Wireworms are among the so-called secondary insect pests that have caused considerable damage to cornfields in recent years. Along with grape colaspis, white grubs, and a few other notables, wireworms have become a focus of attention for a lot of agriculturists in Illinois. Everyone should realize wireworm infestations cannot be controlled with "rescue" treatments after the fact (i.e., after the damage is discovered). Consequently, knowledge of the presence (or absence) of wireworms before planting corn is the best way to make plans for their control. Although anticipating the occurrence of most secondary insect pests is challenging (to say the least), wireworms can be detected before planting.|
The occurrence of wireworms usually is related to the crops or weeds that were growing in the field 2 to 4 years before damage to corn occurs, primarily because the larvae live for 2 to 6 years in the soil. Fields with the greatest potential for wireworm problems include corn planted after small grains (including corn planted after double-cropped soybeans) and grass pastures or grass hay. Many species of click beetles (the adult stage of wireworms) prefer to lay their eggs in grasses. Depending on the species (there are many that occur in Illinois), wireworm populations may be concentrated in low, poorly drained areas of fields or in high, drier areas of fields.
Ultimately, the only way to know for certain whether wireworms pose a threat is to look for them before planting corn. Efforts to aid the search for wireworms led entomologists at the University of Missouri to develop the idea of solar bait stations. These bait stations are simple to create, and the results are easy to interpret. Although several studies over the years have focused on finding a better way to detect wireworms, solar bait stations always win out.
Follow this procedure for establishing bait stations 2 to 3 weeks before the anticipated planting date:
1. Dig a hole about 3 to 4 inches deep and 9 to 10 inches wide at the soil surface.
2. Bury 1/2 cup of a mixture of equal parts untreated corn and wheat at the bottom of the hole. The germinating seeds attract wireworms.
3. Fill the hole and mound a "soil dome" over the covered bait to serve as a solar collector and prevent standing water.

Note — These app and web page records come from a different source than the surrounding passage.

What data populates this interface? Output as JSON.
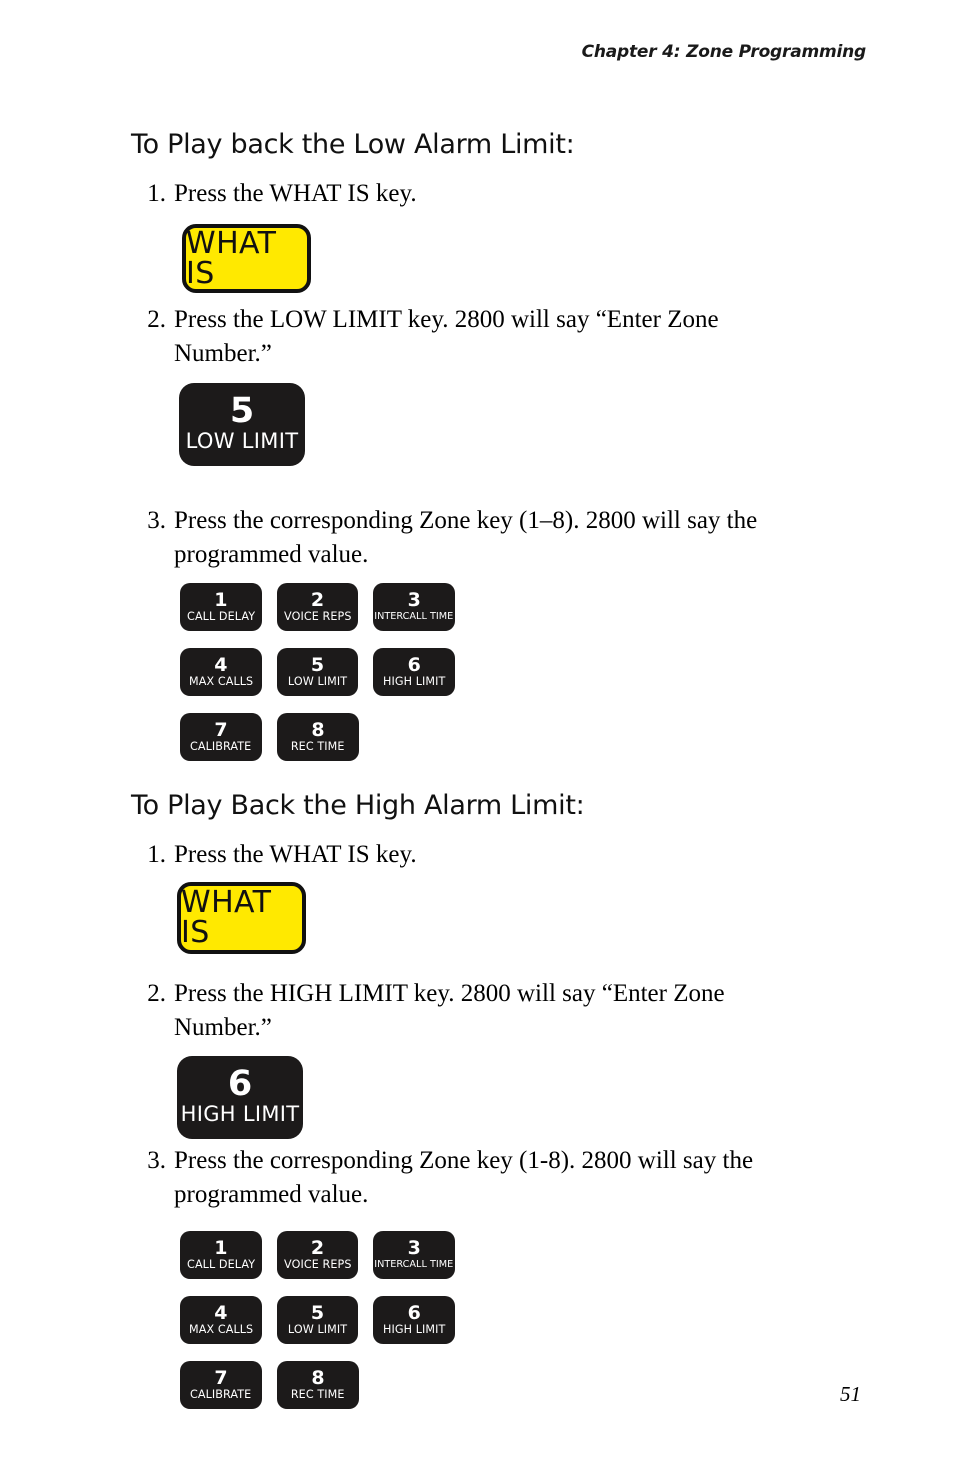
{
  "document": {
    "running_head": "Chapter 4: Zone Programming",
    "page_number": "51"
  },
  "sections": [
    {
      "heading": "To Play back the Low Alarm Limit:",
      "steps": [
        {
          "number": "1.",
          "text": "Press the WHAT IS key."
        },
        {
          "number": "2.",
          "text": "Press the LOW LIMIT key. 2800 will say “Enter Zone Number.”"
        },
        {
          "number": "3.",
          "text": "Press the corresponding Zone key (1–8). 2800 will say the programmed value."
        }
      ],
      "what_is_key": {
        "label": "WHAT IS"
      },
      "function_key": {
        "number": "5",
        "label": "LOW LIMIT"
      }
    },
    {
      "heading": "To Play Back the High Alarm Limit:",
      "steps": [
        {
          "number": "1.",
          "text": "Press the WHAT IS key."
        },
        {
          "number": "2.",
          "text": "Press the HIGH LIMIT key.  2800 will say “Enter Zone Number.”"
        },
        {
          "number": "3.",
          "text": "Press the corresponding Zone key (1-8). 2800 will say the programmed value."
        }
      ],
      "what_is_key": {
        "label": "WHAT IS"
      },
      "function_key": {
        "number": "6",
        "label": "HIGH LIMIT"
      }
    }
  ],
  "keypad": {
    "keys": [
      {
        "number": "1",
        "label": "CALL DELAY"
      },
      {
        "number": "2",
        "label": "VOICE REPS"
      },
      {
        "number": "3",
        "label": "INTERCALL TIME"
      },
      {
        "number": "4",
        "label": "MAX CALLS"
      },
      {
        "number": "5",
        "label": "LOW LIMIT"
      },
      {
        "number": "6",
        "label": "HIGH LIMIT"
      },
      {
        "number": "7",
        "label": "CALIBRATE"
      },
      {
        "number": "8",
        "label": "REC TIME"
      }
    ]
  },
  "colors": {
    "key_yellow": "#FFE900",
    "key_black": "#1C1A1A",
    "text": "#000000"
  }
}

4. Cover each mound with an 18-inch-square sheet of black plastic topped with a 1-yard-square sheet of clear plastic, and cover the edges with soil to hold the plastic sheets down. The plastic collects solar radiation and speeds germination of the corn and wheat. A cross-section of a wireworm bait station is illustrated in Figure 2.
5. A few days before planting, remove the plastic and soil covering the bait and count the number of wireworm larvae found at each station. Wireworm larvae are 1/2 to 1-1/2 inches long and usually are hard, smooth, dark reddish brown, and wirelike. However, some species are soft-bodied and are white or yellowish.
Wireworms found in a cornfield.
6. Place about a dozen bait stations per 40 acres. Your placement of the bait stations should represent different areas of a field.
A video clip that shows the procedure for placing a solar bait station can be accessed at http://ipm.uiuc.edu/publications/videos/video.html. The video also is available on the IPM Online Companion CD.
If you find an average of one or more wireworms per bait station, consider the use of a registered seed treatment or a soil insecticide (refer to Table 1 for options). A hopper-box seed treatment (e.g., Agrox DL Plus, Kernel Guard) will protect the seeds but will not prevent wireworms from attacking the stem beneath the soil surface. If your baiting procedure pinpoints wireworms in a specific area of the field, consider treating only the infested area rather than the entire field. You'll save money by reducing the amount of insecticide applied in the field.--Kevin Steffey